The 2014 U.S. Championships returned from its break for one of the most chaos-driven rounds since the tournament began. Varuzhan Akobian leads the U.S. Championship while Anna Zatonskih leads the U.S. Women's Championship.
Varuzhan Akobian turned in his third quality win in a row Wednesday, leaving him in sole possession of first place of the 2014 U.S. Championship. In the women’s competition, Anna Zatonskih now leads with 5/6.
Despite a slow, draw-filled start, the U.S. Championship heated up as it passed its halfway point, with Tuesday’s sixth round featuring another day of bloodshed. Meanwhile, the 2014 U.S. Women’s Championship had its closest round of balance yet.
While the U.S. chess king questioned who might bear his crown next, America’s queen began resizing hers. Four-time champion Gata Kamsky walked through another uneventful draw on Monday afternoon while Irina Krush seized control of the U.S. Women's Championship.
The U.S. Championship saw just two more wins in Saturday’s third round. Aleksandr Lenderman’s second victory of the competition set him alone out front with 2.5/3. Anna Zatonskih won her game to pull even with Irina Krush in the U.S. Women's Championship.
During play on Friday, Rex Sinquefield announced that he was extending the $64,000 Fischer Bonus Prize to the 2014 U.S. Women’s Championship.
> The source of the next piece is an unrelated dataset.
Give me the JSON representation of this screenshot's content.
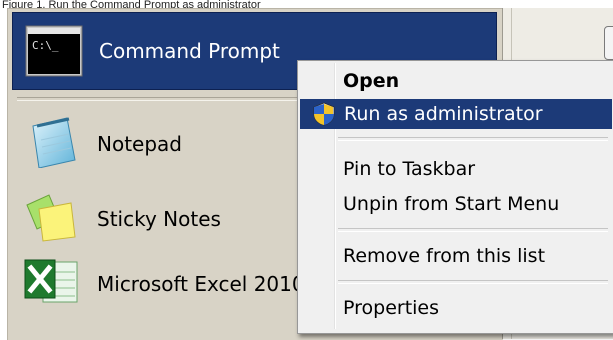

Sabina Foisor and Irina Krush each remained perfect after two rounds of play.
A win by 13-year-old Ashritha Eswaran in her first-ever U.S. Women's Championship was the highlight of round 1 of the 2014 U.S. Championships. GMs Ray Robson and Alex Lenderman also emerged victorious.
On the eve of hosting the most prestigious chess tournaments in the nation, St. Louis received national recognition from the United States Senate, which passed an official resolution late Monday night naming St. Louis the National Chess Capital.